Isolation isn’t good for your health. Here’s how to reconnect with others and find community.
Posted in , Oct 18, 2017
In a world with so many opportunities to connect with others, it would seem that social isolation wouldn’t be an issue, but it is. In his New York Times article, “How Social Isolation Kills Us,” Dhruv Khullar wrote, “Social isolation is a growing epidemic—one that’s increasingly recognized as having dire physical, mental and emotional consequences. Since the 1980s, the percentage of American adults who say they’re lonely has doubled from 20 percent to 40 percent.”
Social isolation affects all people: youth, elderly, leaders, pastors and many more. The Bible shows us that even the prophet Elijah experienced social and spiritual isolation. When he ran for his life into the wilderness from Queen Jezebel, he was afraid—depressed, alone and distant from everyone. Elijah believed he was the only prophet left in Israel to worship God.
Experts tell us that when a person feels socially isolated from others, it’s possible to develop feelings of loneliness, anxiety, helplessness or depression. However, God didn’t allow the prophet to remain in this state. He encountered a caring and loving God who was interested in his holistic well-being.
There are a few things we can do to overcome isolation:
1. Recognize that you are isolated from others and that this is not healthy. Admitting that you are disconnected from others is the beginning.
2. Assess the reason for your isolation. For example, do you feel unworthy or rejected by others? This may require you to meet with a counselor or spiritual leader to help you assess the reason.
3. Make a plan to step out of your bubble. Reconnect with a faith-based community, volunteer, join a club, etc.
4. If you are able, get a pet that you can care for and who will love you back. Pets are wonderful companions and help us connect with other pet owners.
5. Reconnect with old friends through social media. It’s a great tool to look for people with whom we were once close.

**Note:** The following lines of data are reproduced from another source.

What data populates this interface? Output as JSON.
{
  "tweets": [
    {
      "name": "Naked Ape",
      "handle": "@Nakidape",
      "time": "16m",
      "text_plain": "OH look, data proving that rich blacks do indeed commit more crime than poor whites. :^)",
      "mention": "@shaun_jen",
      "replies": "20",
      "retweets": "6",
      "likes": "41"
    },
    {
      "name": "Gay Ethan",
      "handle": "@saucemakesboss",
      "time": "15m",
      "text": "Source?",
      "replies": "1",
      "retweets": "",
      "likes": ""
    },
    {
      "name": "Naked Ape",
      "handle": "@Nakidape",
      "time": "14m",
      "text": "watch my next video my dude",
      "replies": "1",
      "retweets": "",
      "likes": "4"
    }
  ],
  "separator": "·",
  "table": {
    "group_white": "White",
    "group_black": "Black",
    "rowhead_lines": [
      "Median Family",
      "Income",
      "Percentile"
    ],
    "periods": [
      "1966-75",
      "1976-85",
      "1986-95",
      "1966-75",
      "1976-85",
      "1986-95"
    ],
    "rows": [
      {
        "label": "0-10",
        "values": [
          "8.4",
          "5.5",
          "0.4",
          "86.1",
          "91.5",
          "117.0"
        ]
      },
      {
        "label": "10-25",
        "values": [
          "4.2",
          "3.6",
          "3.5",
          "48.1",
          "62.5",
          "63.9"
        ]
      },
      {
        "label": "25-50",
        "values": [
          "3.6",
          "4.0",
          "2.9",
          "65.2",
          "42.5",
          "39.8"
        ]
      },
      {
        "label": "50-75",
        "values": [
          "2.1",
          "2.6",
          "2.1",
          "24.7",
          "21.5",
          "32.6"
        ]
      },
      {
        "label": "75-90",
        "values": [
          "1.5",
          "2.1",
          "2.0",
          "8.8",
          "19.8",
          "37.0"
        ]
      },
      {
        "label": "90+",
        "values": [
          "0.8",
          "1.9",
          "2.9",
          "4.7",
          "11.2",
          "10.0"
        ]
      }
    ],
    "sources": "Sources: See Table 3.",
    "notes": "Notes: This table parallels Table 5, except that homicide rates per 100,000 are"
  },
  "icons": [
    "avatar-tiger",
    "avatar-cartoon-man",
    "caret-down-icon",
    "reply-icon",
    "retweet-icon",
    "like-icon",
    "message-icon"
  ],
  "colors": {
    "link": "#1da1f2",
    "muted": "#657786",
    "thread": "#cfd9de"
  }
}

We were created to be social beings and to take part in the community. If you are having challenges in this area, seek the help you need in order to reconnect and socialize with those near and far. Find others who too want to enjoy the company of their fellow brothers and sisters. Author Thomas Merton wrote, “Love is our true destiny. We do not find the meaning of life by ourselves alone—we find it with another.”